The task: All of the data below should be returned exactly.

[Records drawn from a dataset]
++++++
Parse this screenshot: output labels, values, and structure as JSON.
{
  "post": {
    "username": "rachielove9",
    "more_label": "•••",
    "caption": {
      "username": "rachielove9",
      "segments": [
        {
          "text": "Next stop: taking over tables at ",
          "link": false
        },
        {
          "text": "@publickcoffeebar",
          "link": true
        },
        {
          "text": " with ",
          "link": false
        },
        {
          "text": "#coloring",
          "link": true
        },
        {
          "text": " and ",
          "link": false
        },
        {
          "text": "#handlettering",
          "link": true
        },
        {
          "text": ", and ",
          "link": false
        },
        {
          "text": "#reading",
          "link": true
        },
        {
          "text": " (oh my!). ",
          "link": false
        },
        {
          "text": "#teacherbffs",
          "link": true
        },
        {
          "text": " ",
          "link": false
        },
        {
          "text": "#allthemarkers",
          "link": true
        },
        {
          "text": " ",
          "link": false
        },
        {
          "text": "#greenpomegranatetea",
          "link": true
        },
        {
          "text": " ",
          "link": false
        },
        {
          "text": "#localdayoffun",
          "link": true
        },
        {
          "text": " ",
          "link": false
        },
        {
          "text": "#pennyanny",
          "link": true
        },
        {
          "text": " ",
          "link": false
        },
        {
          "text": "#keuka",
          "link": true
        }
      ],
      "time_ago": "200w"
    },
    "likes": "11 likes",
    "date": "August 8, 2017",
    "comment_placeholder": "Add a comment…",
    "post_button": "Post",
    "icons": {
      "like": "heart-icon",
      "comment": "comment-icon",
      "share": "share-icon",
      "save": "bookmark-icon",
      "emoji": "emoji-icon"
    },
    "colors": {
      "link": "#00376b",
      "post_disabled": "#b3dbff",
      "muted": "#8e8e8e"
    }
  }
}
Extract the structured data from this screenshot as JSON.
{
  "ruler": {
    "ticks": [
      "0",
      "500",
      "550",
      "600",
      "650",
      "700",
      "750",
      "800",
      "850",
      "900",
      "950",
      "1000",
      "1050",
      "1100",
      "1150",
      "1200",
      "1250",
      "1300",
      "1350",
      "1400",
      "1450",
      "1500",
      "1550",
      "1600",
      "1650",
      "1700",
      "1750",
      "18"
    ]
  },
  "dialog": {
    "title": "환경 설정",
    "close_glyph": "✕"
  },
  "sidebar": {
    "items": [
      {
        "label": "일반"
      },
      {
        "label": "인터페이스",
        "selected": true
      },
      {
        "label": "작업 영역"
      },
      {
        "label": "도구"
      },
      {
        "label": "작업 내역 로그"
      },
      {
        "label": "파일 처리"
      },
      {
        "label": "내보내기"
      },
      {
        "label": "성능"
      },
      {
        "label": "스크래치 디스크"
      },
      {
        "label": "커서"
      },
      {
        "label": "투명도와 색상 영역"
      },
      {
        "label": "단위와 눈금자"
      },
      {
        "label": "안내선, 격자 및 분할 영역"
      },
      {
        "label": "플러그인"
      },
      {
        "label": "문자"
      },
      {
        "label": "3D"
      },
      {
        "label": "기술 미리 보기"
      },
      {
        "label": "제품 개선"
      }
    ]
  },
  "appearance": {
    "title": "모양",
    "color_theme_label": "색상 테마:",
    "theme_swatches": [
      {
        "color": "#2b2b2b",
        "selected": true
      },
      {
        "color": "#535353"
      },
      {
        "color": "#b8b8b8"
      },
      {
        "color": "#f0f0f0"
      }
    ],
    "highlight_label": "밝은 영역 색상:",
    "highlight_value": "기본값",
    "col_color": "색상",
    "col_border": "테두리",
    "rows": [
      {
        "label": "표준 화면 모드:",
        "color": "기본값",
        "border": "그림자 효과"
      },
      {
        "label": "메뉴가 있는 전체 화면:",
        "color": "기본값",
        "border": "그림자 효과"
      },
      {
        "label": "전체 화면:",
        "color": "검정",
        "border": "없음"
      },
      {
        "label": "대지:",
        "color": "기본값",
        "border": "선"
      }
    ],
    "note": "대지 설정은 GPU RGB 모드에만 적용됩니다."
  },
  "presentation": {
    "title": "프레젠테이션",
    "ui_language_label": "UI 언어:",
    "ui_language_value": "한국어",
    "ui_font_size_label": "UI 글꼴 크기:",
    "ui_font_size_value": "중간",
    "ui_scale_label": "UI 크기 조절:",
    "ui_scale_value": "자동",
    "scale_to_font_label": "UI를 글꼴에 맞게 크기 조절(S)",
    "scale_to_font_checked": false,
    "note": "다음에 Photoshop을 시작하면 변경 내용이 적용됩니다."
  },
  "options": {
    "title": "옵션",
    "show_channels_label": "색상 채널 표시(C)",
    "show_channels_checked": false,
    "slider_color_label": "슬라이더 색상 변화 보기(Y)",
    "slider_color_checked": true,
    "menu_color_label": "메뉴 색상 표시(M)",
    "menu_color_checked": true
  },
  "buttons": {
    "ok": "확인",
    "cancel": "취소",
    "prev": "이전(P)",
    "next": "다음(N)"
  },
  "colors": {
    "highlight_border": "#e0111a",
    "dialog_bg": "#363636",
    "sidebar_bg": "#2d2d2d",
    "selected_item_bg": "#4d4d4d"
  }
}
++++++
Solution for this task:
Parse this screenshot: output labels, values, and structure as JSON.
{
  "post": {
    "username": "rachielove9",
    "more_label": "•••",
    "caption": {
      "username": "rachielove9",
      "segments": [
        {
          "text": "Next stop: taking over tables at ",
          "link": false
        },
        {
          "text": "@publickcoffeebar",
          "link": true
        },
        {
          "text": " with ",
          "link": false
        },
        {
          "text": "#coloring",
          "link": true
        },
        {
          "text": " and ",
          "link": false
        },
        {
          "text": "#handlettering",
          "link": true
        },
        {
          "text": ", and ",
          "link": false
        },
        {
          "text": "#reading",
          "link": true
        },
        {
          "text": " (oh my!). ",
          "link": false
        },
        {
          "text": "#teacherbffs",
          "link": true
        },
        {
          "text": " ",
          "link": false
        },
        {
          "text": "#allthemarkers",
          "link": true
        },
        {
          "text": " ",
          "link": false
        },
        {
          "text": "#greenpomegranatetea",
          "link": true
        },
        {
          "text": " ",
          "link": false
        },
        {
          "text": "#localdayoffun",
          "link": true
        },
        {
          "text": " ",
          "link": false
        },
        {
          "text": "#pennyanny",
          "link": true
        },
        {
          "text": " ",
          "link": false
        },
        {
          "text": "#keuka",
          "link": true
        }
      ],
      "time_ago": "200w"
    },
    "likes": "11 likes",
    "date": "August 8, 2017",
    "comment_placeholder": "Add a comment…",
    "post_button": "Post",
    "icons": {
      "like": "heart-icon",
      "comment": "comment-icon",
      "share": "share-icon",
      "save": "bookmark-icon",
      "emoji": "emoji-icon"
    },
    "colors": {
      "link": "#00376b",
      "post_disabled": "#b3dbff",
      "muted": "#8e8e8e"
    }
  }
}
Extract the structured data from this screenshot as JSON.
{
  "ruler": {
    "ticks": [
      "0",
      "500",
      "550",
      "600",
      "650",
      "700",
      "750",
      "800",
      "850",
      "900",
      "950",
      "1000",
      "1050",
      "1100",
      "1150",
      "1200",
      "1250",
      "1300",
      "1350",
      "1400",
      "1450",
      "1500",
      "1550",
      "1600",
      "1650",
      "1700",
      "1750",
      "18"
    ]
  },
  "dialog": {
    "title": "환경 설정",
    "close_glyph": "✕"
  },
  "sidebar": {
    "items": [
      {
        "label": "일반"
      },
      {
        "label": "인터페이스",
        "selected": true
      },
      {
        "label": "작업 영역"
      },
      {
        "label": "도구"
      },
      {
        "label": "작업 내역 로그"
      },
      {
        "label": "파일 처리"
      },
      {
        "label": "내보내기"
      },
      {
        "label": "성능"
      },
      {
        "label": "스크래치 디스크"
      },
      {
        "label": "커서"
      },
      {
        "label": "투명도와 색상 영역"
      },
      {
        "label": "단위와 눈금자"
      },
      {
        "label": "안내선, 격자 및 분할 영역"
      },
      {
        "label": "플러그인"
      },
      {
        "label": "문자"
      },
      {
        "label": "3D"
      },
      {
        "label": "기술 미리 보기"
      },
      {
        "label": "제품 개선"
      }
    ]
  },
  "appearance": {
    "title": "모양",
    "color_theme_label": "색상 테마:",
    "theme_swatches": [
      {
        "color": "#2b2b2b",
        "selected": true
      },
      {
        "color": "#535353"
      },
      {
        "color": "#b8b8b8"
      },
      {
        "color": "#f0f0f0"
      }
    ],
    "highlight_label": "밝은 영역 색상:",
    "highlight_value": "기본값",
    "col_color": "색상",
    "col_border": "테두리",
    "rows": [
      {
        "label": "표준 화면 모드:",
        "color": "기본값",
        "border": "그림자 효과"
      },
      {
        "label": "메뉴가 있는 전체 화면:",
        "color": "기본값",
        "border": "그림자 효과"
      },
      {
        "label": "전체 화면:",
        "color": "검정",
        "border": "없음"
      },
      {
        "label": "대지:",
        "color": "기본값",
        "border": "선"
      }
    ],
    "note": "대지 설정은 GPU RGB 모드에만 적용됩니다."
  },
  "presentation": {
    "title": "프레젠테이션",
    "ui_language_label": "UI 언어:",
    "ui_language_value": "한국어",
    "ui_font_size_label": "UI 글꼴 크기:",
    "ui_font_size_value": "중간",
    "ui_scale_label": "UI 크기 조절:",
    "ui_scale_value": "자동",
    "scale_to_font_label": "UI를 글꼴에 맞게 크기 조절(S)",
    "scale_to_font_checked": false,
    "note": "다음에 Photoshop을 시작하면 변경 내용이 적용됩니다."
  },
  "options": {
    "title": "옵션",
    "show_channels_label": "색상 채널 표시(C)",
    "show_channels_checked": false,
    "slider_color_label": "슬라이더 색상 변화 보기(Y)",
    "slider_color_checked": true,
    "menu_color_label": "메뉴 색상 표시(M)",
    "menu_color_checked": true
  },
  "buttons": {
    "ok": "확인",
    "cancel": "취소",
    "prev": "이전(P)",
    "next": "다음(N)"
  },
  "colors": {
    "highlight_border": "#e0111a",
    "dialog_bg": "#363636",
    "sidebar_bg": "#2d2d2d",
    "selected_item_bg": "#4d4d4d"
  }
}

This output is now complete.